_BRIEF_: The answer should be the lines from the one with "Read all visible content and emit it as JSON." through the final line of the entries, restated word for word.

### DATASET ENTRIES ###

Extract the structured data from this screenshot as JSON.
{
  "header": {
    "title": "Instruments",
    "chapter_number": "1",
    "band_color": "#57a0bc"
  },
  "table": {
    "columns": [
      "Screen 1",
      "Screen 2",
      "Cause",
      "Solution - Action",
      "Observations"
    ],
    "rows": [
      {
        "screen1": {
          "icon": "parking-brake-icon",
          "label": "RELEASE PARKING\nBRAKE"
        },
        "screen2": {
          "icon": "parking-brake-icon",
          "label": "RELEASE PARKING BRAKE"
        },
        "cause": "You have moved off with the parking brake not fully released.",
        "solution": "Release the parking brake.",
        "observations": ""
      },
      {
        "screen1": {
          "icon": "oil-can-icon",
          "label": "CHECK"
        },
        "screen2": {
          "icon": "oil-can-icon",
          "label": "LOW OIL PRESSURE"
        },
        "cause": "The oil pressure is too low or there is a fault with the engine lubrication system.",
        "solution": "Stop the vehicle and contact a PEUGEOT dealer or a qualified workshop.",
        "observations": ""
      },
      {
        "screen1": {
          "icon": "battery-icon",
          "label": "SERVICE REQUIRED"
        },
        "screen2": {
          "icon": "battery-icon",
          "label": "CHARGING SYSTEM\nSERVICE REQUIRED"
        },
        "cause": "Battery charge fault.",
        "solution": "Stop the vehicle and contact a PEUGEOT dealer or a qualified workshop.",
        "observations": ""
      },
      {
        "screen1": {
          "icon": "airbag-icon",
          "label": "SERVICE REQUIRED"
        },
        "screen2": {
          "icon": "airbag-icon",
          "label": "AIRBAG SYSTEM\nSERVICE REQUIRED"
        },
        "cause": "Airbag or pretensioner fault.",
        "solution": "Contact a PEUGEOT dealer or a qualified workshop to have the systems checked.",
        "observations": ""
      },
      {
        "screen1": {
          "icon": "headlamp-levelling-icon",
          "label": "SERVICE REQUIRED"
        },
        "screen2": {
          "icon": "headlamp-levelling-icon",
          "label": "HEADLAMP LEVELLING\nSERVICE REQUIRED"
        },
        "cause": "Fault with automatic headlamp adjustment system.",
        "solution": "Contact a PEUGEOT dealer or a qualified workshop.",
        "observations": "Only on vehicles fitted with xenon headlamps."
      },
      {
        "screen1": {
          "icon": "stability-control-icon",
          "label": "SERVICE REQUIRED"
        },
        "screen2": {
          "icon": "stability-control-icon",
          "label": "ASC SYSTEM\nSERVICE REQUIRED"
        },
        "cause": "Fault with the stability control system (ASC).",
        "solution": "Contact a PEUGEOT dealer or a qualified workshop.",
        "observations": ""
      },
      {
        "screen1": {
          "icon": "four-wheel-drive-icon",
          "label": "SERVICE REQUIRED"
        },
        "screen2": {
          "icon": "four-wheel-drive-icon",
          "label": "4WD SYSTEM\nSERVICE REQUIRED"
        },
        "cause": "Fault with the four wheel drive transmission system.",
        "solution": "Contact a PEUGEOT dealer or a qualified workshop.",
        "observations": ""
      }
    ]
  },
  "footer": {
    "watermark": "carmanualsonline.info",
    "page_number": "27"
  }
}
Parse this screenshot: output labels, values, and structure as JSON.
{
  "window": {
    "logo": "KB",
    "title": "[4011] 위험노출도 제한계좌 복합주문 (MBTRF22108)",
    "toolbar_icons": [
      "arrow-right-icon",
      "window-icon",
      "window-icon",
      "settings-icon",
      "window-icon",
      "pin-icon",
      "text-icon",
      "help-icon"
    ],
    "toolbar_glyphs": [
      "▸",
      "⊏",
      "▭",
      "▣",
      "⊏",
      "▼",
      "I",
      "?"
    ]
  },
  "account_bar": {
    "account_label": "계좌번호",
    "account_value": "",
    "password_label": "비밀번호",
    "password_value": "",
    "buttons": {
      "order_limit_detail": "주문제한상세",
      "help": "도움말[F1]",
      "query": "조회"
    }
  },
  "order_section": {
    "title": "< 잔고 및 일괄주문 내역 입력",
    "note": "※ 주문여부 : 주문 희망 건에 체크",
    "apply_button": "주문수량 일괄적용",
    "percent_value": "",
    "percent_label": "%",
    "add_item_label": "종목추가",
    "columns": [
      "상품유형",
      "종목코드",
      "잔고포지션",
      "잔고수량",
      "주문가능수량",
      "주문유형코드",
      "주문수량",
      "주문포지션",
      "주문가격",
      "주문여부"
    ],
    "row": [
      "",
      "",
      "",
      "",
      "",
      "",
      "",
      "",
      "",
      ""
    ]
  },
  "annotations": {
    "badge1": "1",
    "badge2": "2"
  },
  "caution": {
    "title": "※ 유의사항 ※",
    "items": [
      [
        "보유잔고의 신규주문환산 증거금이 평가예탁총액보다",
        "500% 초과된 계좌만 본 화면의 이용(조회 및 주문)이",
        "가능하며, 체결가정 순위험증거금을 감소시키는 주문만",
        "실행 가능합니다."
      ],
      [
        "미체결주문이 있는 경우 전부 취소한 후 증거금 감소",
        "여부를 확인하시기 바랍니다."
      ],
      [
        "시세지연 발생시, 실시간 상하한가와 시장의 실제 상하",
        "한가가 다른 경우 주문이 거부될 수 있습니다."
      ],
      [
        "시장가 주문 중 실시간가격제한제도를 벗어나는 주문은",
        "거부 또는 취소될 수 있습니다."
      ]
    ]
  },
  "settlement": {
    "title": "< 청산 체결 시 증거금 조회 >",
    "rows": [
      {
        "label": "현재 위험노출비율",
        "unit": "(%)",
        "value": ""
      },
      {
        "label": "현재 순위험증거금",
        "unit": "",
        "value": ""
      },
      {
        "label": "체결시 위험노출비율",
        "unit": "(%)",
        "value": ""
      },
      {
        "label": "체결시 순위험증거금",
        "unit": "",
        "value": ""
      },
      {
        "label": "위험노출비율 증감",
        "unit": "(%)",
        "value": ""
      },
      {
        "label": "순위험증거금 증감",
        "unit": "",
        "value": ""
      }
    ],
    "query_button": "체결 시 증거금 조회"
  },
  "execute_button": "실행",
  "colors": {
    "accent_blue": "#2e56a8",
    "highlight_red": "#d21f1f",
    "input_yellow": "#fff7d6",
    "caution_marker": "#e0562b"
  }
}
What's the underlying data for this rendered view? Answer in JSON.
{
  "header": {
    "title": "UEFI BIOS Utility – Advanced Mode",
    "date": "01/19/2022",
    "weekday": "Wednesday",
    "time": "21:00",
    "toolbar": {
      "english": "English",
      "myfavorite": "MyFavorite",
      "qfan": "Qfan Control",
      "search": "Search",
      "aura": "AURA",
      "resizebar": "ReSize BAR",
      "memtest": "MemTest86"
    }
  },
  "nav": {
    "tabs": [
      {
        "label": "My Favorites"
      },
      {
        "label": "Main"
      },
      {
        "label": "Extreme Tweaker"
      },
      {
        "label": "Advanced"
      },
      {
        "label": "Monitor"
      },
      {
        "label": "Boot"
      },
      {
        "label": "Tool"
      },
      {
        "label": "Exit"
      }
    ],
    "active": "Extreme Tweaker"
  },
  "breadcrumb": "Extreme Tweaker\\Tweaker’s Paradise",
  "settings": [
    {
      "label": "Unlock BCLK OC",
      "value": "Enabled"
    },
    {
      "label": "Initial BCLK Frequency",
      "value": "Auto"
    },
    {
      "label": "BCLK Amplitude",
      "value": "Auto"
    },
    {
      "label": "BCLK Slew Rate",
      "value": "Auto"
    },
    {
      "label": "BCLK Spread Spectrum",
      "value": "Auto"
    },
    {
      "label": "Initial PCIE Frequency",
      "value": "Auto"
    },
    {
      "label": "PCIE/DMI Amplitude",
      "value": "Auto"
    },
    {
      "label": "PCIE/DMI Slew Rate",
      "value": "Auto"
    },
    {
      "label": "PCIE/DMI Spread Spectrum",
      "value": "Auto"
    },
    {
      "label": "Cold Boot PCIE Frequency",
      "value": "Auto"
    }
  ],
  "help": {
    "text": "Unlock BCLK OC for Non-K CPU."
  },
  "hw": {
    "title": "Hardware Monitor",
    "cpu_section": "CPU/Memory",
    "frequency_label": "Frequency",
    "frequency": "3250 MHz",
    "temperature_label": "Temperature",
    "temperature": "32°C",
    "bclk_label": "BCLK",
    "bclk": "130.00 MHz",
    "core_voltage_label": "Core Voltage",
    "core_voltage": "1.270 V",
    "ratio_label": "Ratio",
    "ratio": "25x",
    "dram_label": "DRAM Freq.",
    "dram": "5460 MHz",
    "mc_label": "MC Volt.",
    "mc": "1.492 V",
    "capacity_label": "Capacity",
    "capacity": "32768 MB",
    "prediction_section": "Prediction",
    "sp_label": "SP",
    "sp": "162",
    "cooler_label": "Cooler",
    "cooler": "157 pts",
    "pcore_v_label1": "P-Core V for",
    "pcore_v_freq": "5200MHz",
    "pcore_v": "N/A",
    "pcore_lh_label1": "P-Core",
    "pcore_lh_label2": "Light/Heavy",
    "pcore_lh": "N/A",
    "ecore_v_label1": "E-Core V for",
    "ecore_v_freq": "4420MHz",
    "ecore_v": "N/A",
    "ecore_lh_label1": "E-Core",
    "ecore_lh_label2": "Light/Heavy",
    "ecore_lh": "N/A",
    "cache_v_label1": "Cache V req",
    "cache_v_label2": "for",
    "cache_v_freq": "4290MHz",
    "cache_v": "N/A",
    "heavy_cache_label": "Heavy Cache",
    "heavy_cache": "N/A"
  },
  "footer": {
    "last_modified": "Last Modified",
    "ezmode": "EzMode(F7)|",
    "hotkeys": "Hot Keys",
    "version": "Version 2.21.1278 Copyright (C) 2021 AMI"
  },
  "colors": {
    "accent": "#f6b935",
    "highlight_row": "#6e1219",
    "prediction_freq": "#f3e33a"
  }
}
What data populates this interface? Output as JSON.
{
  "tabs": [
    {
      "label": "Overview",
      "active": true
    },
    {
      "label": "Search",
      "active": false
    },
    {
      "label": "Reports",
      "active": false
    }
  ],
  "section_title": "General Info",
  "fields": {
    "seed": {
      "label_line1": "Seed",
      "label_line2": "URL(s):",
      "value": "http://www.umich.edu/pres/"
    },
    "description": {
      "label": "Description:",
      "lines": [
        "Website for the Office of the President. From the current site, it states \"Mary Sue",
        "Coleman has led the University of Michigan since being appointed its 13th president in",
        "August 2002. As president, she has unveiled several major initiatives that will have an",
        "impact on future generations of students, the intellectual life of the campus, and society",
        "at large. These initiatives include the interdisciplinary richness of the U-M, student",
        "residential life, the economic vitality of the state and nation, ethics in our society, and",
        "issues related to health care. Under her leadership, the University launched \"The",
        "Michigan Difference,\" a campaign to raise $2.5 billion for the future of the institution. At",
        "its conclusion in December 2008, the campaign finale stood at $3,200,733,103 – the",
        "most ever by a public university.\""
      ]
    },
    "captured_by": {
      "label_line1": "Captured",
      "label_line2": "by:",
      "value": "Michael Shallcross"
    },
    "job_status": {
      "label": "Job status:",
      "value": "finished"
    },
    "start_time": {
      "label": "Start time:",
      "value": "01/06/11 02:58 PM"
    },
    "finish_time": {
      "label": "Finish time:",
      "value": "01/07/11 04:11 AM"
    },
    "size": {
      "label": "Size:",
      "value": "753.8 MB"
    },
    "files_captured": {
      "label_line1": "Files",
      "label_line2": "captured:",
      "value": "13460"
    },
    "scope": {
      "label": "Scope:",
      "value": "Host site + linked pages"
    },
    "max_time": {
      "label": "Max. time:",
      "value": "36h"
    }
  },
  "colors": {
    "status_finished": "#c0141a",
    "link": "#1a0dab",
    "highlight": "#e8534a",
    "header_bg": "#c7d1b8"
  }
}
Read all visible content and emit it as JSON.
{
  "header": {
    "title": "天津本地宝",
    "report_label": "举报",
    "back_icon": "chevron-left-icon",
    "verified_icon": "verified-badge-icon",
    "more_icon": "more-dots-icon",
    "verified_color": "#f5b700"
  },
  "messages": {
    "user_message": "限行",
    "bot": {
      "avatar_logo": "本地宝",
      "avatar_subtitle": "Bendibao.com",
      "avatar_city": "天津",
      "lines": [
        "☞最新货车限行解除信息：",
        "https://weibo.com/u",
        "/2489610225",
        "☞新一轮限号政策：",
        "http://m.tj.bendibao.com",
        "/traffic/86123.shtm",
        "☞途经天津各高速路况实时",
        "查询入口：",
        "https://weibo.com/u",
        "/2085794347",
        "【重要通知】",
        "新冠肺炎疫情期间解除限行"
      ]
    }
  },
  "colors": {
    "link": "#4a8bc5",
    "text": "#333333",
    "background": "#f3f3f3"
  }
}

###

_EXERCISE SOLUTION_:
Read all visible content and emit it as JSON.
{
  "header": {
    "title": "天津本地宝",
    "report_label": "举报",
    "back_icon": "chevron-left-icon",
    "verified_icon": "verified-badge-icon",
    "more_icon": "more-dots-icon",
    "verified_color": "#f5b700"
  },
  "messages": {
    "user_message": "限行",
    "bot": {
      "avatar_logo": "本地宝",
      "avatar_subtitle": "Bendibao.com",
      "avatar_city": "天津",
      "lines": [
        "☞最新货车限行解除信息：",
        "https://weibo.com/u",
        "/2489610225",
        "☞新一轮限号政策：",
        "http://m.tj.bendibao.com",
        "/traffic/86123.shtm",
        "☞途经天津各高速路况实时",
        "查询入口：",
        "https://weibo.com/u",
        "/2085794347",
        "【重要通知】",
        "新冠肺炎疫情期间解除限行"
      ]
    }
  },
  "colors": {
    "link": "#4a8bc5",
    "text": "#333333",
    "background": "#f3f3f3"
  }
}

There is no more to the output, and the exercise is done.